» **INSTRUCTIONS FOR THE TASK**
When you spot the word "post" in a line of the data below, copy that line.

» **GIVEN INFORMATION**
========================================

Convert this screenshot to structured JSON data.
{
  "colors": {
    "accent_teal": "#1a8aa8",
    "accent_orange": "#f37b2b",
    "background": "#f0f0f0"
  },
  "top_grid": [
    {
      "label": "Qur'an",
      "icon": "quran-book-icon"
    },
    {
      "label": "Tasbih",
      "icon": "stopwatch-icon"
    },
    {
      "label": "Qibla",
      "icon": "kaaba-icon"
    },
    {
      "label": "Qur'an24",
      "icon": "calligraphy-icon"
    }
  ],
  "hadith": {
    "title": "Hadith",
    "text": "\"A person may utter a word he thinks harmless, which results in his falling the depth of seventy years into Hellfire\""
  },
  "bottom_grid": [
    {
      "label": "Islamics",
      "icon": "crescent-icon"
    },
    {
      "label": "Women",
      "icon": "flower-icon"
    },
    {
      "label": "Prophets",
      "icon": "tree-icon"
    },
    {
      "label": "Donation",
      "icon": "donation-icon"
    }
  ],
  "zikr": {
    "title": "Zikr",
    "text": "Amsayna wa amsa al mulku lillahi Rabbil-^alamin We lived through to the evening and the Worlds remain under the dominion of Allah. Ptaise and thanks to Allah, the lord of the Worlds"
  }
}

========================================

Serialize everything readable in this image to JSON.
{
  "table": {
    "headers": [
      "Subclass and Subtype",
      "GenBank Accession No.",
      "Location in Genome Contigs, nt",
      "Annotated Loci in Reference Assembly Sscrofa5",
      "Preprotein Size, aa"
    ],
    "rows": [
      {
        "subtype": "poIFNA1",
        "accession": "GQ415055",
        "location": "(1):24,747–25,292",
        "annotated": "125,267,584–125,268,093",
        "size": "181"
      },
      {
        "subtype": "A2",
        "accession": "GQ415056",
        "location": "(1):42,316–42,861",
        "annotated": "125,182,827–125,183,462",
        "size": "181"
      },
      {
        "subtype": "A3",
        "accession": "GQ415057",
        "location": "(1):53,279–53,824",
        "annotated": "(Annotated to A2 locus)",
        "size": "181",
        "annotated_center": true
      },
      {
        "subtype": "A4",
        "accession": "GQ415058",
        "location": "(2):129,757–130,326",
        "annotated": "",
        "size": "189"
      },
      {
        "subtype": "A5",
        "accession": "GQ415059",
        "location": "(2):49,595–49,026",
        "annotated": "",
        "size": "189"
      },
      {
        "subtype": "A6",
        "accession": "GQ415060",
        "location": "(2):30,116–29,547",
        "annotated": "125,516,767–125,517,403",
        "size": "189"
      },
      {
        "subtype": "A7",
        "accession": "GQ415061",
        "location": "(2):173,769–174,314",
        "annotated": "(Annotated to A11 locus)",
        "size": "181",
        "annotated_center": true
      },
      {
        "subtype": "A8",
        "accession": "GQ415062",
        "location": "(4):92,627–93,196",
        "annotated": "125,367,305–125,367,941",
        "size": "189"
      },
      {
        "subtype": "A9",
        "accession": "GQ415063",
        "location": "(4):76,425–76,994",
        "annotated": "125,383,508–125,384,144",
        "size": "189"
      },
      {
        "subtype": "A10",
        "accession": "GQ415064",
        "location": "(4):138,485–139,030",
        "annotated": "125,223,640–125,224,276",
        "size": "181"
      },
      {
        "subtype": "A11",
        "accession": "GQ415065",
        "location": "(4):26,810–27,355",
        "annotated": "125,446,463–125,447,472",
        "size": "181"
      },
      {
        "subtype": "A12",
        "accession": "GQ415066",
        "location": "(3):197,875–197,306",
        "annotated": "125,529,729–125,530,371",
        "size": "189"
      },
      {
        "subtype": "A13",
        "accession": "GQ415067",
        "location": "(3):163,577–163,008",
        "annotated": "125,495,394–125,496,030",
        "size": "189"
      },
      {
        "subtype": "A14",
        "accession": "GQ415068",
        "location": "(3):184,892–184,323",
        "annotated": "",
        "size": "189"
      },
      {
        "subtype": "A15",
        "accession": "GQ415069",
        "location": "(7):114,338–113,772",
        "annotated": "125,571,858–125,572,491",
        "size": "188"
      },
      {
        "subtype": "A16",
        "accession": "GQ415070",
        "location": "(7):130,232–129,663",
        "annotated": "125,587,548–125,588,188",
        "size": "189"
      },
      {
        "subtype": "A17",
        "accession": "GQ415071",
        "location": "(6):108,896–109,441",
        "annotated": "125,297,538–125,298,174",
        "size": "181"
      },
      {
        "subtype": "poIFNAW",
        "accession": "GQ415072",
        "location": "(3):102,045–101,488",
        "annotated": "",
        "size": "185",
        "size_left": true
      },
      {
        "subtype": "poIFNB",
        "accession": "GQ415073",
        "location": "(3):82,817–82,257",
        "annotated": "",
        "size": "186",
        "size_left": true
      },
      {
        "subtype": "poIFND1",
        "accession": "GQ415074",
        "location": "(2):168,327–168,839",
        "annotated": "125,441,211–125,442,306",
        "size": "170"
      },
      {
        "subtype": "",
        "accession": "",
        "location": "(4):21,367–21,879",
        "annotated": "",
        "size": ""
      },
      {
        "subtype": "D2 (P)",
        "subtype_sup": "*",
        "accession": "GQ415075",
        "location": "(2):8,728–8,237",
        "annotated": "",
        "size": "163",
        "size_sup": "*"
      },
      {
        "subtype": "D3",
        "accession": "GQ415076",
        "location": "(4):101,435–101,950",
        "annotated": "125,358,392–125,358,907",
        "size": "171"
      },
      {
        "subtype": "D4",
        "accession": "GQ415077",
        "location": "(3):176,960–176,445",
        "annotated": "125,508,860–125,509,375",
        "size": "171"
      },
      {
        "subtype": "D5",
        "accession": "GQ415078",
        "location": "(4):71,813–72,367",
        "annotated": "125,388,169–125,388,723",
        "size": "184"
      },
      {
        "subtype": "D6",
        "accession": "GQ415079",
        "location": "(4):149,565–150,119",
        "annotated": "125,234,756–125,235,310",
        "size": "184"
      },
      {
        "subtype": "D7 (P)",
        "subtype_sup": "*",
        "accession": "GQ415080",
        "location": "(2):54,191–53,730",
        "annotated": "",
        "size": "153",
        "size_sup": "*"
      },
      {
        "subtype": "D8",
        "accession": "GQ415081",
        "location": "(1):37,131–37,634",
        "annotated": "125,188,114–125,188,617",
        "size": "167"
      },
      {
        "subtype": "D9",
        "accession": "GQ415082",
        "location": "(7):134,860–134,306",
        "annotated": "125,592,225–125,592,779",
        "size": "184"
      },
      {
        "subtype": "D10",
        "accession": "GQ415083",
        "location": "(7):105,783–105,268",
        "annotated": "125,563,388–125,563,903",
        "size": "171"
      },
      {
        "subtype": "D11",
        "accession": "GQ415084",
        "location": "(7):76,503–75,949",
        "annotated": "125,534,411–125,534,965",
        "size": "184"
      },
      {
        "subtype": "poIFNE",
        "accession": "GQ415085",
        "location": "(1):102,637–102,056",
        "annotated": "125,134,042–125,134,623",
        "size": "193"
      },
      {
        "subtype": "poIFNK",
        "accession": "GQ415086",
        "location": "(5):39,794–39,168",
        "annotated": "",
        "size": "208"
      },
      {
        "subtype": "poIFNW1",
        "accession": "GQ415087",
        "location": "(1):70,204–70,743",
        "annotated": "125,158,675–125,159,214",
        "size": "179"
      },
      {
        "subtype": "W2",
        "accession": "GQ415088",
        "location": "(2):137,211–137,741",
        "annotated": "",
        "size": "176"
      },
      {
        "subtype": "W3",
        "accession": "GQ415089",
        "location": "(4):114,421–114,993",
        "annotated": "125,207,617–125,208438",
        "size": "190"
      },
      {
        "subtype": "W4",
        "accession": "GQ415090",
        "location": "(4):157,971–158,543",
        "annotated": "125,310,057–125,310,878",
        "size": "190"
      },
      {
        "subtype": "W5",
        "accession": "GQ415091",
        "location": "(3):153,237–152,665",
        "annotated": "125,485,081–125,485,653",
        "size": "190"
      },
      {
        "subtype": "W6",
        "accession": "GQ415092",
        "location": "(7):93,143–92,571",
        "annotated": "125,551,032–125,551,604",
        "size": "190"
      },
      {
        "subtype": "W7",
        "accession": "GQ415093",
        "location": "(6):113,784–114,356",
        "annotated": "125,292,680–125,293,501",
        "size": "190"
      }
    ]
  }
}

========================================

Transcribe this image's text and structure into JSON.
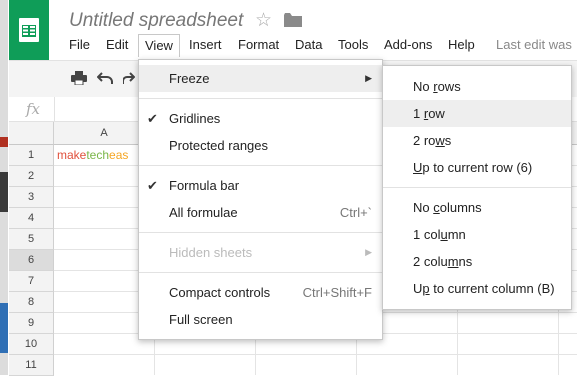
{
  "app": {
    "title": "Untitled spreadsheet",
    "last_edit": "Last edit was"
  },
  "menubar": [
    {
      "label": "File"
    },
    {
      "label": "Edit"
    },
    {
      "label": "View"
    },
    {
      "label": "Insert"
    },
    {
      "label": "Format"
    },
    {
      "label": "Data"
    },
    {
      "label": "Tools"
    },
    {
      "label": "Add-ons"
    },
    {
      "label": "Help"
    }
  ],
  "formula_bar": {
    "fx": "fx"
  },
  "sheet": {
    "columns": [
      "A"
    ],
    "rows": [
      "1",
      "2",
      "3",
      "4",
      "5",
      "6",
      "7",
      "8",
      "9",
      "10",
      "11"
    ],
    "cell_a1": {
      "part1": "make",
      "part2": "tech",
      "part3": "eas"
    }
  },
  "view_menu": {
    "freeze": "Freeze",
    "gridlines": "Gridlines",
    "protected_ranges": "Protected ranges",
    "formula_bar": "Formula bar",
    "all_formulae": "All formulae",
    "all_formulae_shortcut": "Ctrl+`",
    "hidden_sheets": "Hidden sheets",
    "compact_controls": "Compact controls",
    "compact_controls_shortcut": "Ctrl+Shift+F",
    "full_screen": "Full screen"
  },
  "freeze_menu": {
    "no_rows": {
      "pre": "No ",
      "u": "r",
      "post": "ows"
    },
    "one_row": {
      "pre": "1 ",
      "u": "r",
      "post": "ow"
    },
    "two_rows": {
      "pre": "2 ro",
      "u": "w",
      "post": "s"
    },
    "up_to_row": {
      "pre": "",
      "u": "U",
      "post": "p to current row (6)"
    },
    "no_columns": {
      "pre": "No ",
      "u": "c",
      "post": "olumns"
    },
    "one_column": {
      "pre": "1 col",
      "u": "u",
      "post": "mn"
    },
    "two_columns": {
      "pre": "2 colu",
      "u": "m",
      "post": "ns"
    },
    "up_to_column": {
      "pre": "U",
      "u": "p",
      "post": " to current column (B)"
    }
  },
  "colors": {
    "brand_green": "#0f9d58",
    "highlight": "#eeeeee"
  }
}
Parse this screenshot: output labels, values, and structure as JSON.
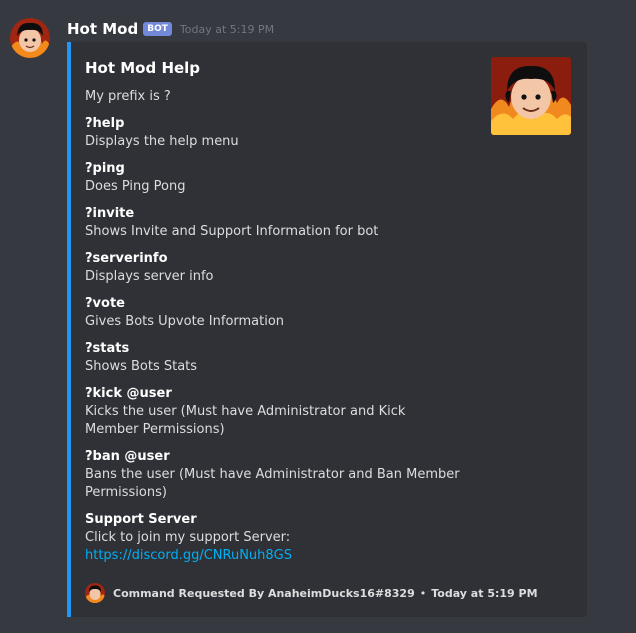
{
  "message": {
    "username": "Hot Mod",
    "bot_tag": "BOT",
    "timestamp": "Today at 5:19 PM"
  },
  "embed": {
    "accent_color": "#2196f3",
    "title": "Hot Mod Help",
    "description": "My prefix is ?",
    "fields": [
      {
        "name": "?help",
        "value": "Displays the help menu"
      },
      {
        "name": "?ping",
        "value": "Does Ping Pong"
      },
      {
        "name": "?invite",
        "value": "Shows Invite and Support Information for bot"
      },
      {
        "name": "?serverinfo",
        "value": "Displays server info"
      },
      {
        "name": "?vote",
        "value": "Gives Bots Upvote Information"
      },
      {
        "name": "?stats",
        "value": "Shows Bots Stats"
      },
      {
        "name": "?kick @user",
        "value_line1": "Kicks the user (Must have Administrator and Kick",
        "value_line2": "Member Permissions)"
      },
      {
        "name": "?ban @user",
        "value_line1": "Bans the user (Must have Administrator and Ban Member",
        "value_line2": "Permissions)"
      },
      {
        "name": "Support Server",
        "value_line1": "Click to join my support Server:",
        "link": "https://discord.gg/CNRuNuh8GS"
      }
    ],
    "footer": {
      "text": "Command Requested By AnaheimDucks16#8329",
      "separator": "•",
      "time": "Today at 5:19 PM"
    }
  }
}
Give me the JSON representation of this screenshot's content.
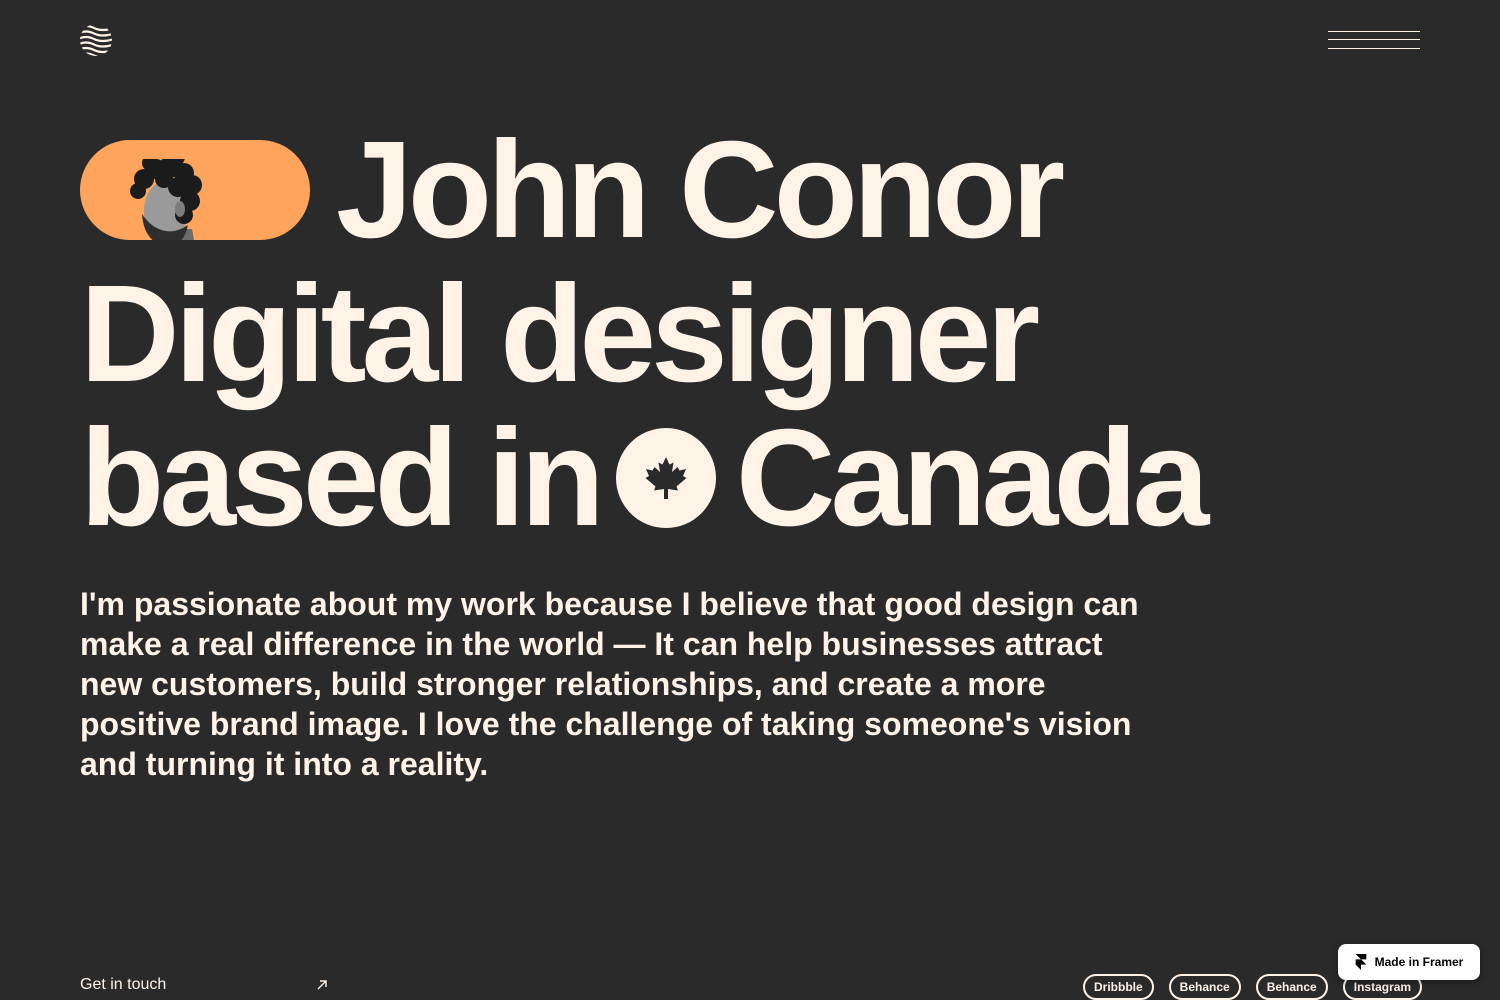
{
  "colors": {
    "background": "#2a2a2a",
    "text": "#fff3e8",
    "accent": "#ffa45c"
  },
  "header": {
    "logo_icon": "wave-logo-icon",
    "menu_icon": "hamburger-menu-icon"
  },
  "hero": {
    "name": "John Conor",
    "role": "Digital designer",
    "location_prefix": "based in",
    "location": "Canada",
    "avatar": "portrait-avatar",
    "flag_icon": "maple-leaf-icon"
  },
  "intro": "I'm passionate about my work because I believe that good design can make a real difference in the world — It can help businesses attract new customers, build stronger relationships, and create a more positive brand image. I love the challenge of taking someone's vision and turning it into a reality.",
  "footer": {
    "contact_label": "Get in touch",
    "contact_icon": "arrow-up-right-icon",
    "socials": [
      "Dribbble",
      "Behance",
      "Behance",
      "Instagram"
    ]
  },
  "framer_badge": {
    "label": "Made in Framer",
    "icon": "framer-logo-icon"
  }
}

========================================

» **SOLUTION**
      "post": "ows"
      "post": "ow"
      "post": "s"
      "post": "p to current row (6)"
      "post": "olumns"
      "post": "mn"
      "post": "ns"
      "post": " to current column (B)"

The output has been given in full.